[Data about app and page elements]

------------------------------

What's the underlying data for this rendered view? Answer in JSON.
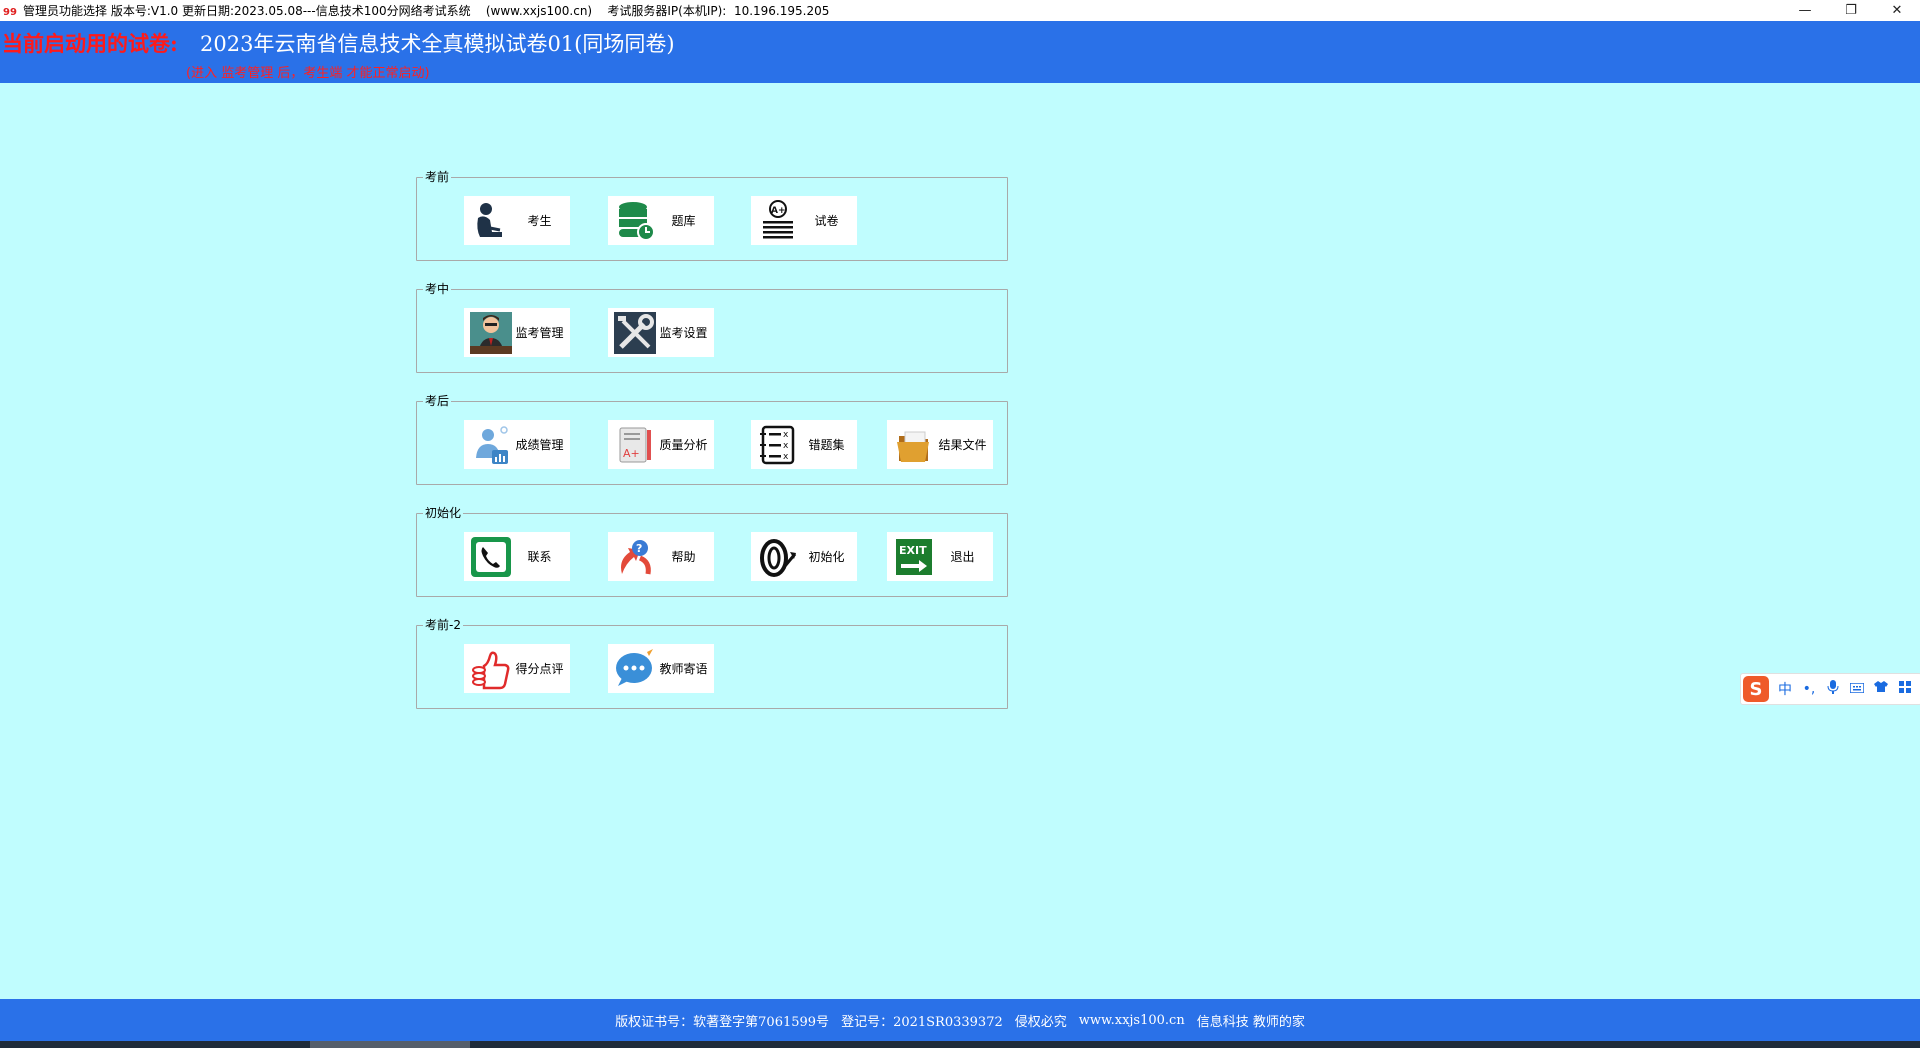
{
  "window": {
    "title": "管理员功能选择 版本号:V1.0 更新日期:2023.05.08---信息技术100分网络考试系统    (www.xxjs100.cn)    考试服务器IP(本机IP):  10.196.195.205",
    "minimize": "—",
    "restore": "❐",
    "close": "✕"
  },
  "header": {
    "label": "当前启动用的试卷:",
    "exam_name": "2023年云南省信息技术全真模拟试卷01(同场同卷)",
    "note": "(进入 监考管理 后，考生端 才能正常启动)"
  },
  "groups": [
    {
      "title": "考前",
      "tiles": [
        {
          "label": "考生",
          "icon": "student-icon"
        },
        {
          "label": "题库",
          "icon": "database-icon"
        },
        {
          "label": "试卷",
          "icon": "exam-paper-icon"
        }
      ]
    },
    {
      "title": "考中",
      "tiles": [
        {
          "label": "监考管理",
          "icon": "proctor-icon"
        },
        {
          "label": "监考设置",
          "icon": "tools-icon"
        }
      ]
    },
    {
      "title": "考后",
      "tiles": [
        {
          "label": "成绩管理",
          "icon": "score-management-icon"
        },
        {
          "label": "质量分析",
          "icon": "quality-analysis-icon"
        },
        {
          "label": "错题集",
          "icon": "wrong-questions-icon"
        },
        {
          "label": "结果文件",
          "icon": "folder-icon"
        }
      ]
    },
    {
      "title": "初始化",
      "tiles": [
        {
          "label": "联系",
          "icon": "phone-icon"
        },
        {
          "label": "帮助",
          "icon": "help-icon"
        },
        {
          "label": "初始化",
          "icon": "initialize-icon"
        },
        {
          "label": "退出",
          "icon": "exit-icon"
        }
      ]
    },
    {
      "title": "考前-2",
      "tiles": [
        {
          "label": "得分点评",
          "icon": "thumbs-up-icon"
        },
        {
          "label": "教师寄语",
          "icon": "chat-bubble-icon"
        }
      ]
    }
  ],
  "footer": {
    "copyright": "版权证书号：软著登字第7061599号",
    "registration": "登记号：2021SR0339372",
    "rights": "侵权必究",
    "website": "www.xxjs100.cn",
    "company": "信息科技 教师的家"
  },
  "ime": {
    "logo": "S",
    "mode": "中",
    "punct": "•,"
  },
  "colors": {
    "header_bg": "#2a71e8",
    "page_bg": "#c0fdfe",
    "label_red": "#ff1a1a"
  }
}
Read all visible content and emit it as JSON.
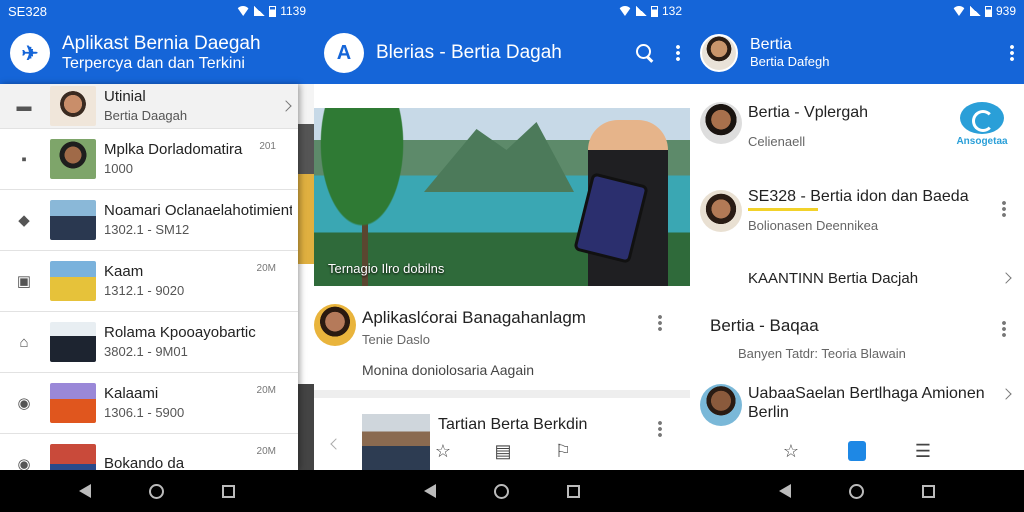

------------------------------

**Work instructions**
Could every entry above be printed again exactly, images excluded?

**Result for this task**
What's the underlying data for this rendered view? Answer in JSON.
{
  "window": {
    "title": "管理员功能选择 版本号:V1.0 更新日期:2023.05.08---信息技术100分网络考试系统    (www.xxjs100.cn)    考试服务器IP(本机IP):  10.196.195.205",
    "minimize": "—",
    "restore": "❐",
    "close": "✕"
  },
  "header": {
    "label": "当前启动用的试卷:",
    "exam_name": "2023年云南省信息技术全真模拟试卷01(同场同卷)",
    "note": "(进入 监考管理 后，考生端 才能正常启动)"
  },
  "groups": [
    {
      "title": "考前",
      "tiles": [
        {
          "label": "考生",
          "icon": "student-icon"
        },
        {
          "label": "题库",
          "icon": "database-icon"
        },
        {
          "label": "试卷",
          "icon": "exam-paper-icon"
        }
      ]
    },
    {
      "title": "考中",
      "tiles": [
        {
          "label": "监考管理",
          "icon": "proctor-icon"
        },
        {
          "label": "监考设置",
          "icon": "tools-icon"
        }
      ]
    },
    {
      "title": "考后",
      "tiles": [
        {
          "label": "成绩管理",
          "icon": "score-management-icon"
        },
        {
          "label": "质量分析",
          "icon": "quality-analysis-icon"
        },
        {
          "label": "错题集",
          "icon": "wrong-questions-icon"
        },
        {
          "label": "结果文件",
          "icon": "folder-icon"
        }
      ]
    },
    {
      "title": "初始化",
      "tiles": [
        {
          "label": "联系",
          "icon": "phone-icon"
        },
        {
          "label": "帮助",
          "icon": "help-icon"
        },
        {
          "label": "初始化",
          "icon": "initialize-icon"
        },
        {
          "label": "退出",
          "icon": "exit-icon"
        }
      ]
    },
    {
      "title": "考前-2",
      "tiles": [
        {
          "label": "得分点评",
          "icon": "thumbs-up-icon"
        },
        {
          "label": "教师寄语",
          "icon": "chat-bubble-icon"
        }
      ]
    }
  ],
  "footer": {
    "copyright": "版权证书号：软著登字第7061599号",
    "registration": "登记号：2021SR0339372",
    "rights": "侵权必究",
    "website": "www.xxjs100.cn",
    "company": "信息科技 教师的家"
  },
  "ime": {
    "logo": "S",
    "mode": "中",
    "punct": "•,"
  },
  "colors": {
    "header_bg": "#2a71e8",
    "page_bg": "#c0fdfe",
    "label_red": "#ff1a1a"
  }
}
Read all visible content and emit it as JSON.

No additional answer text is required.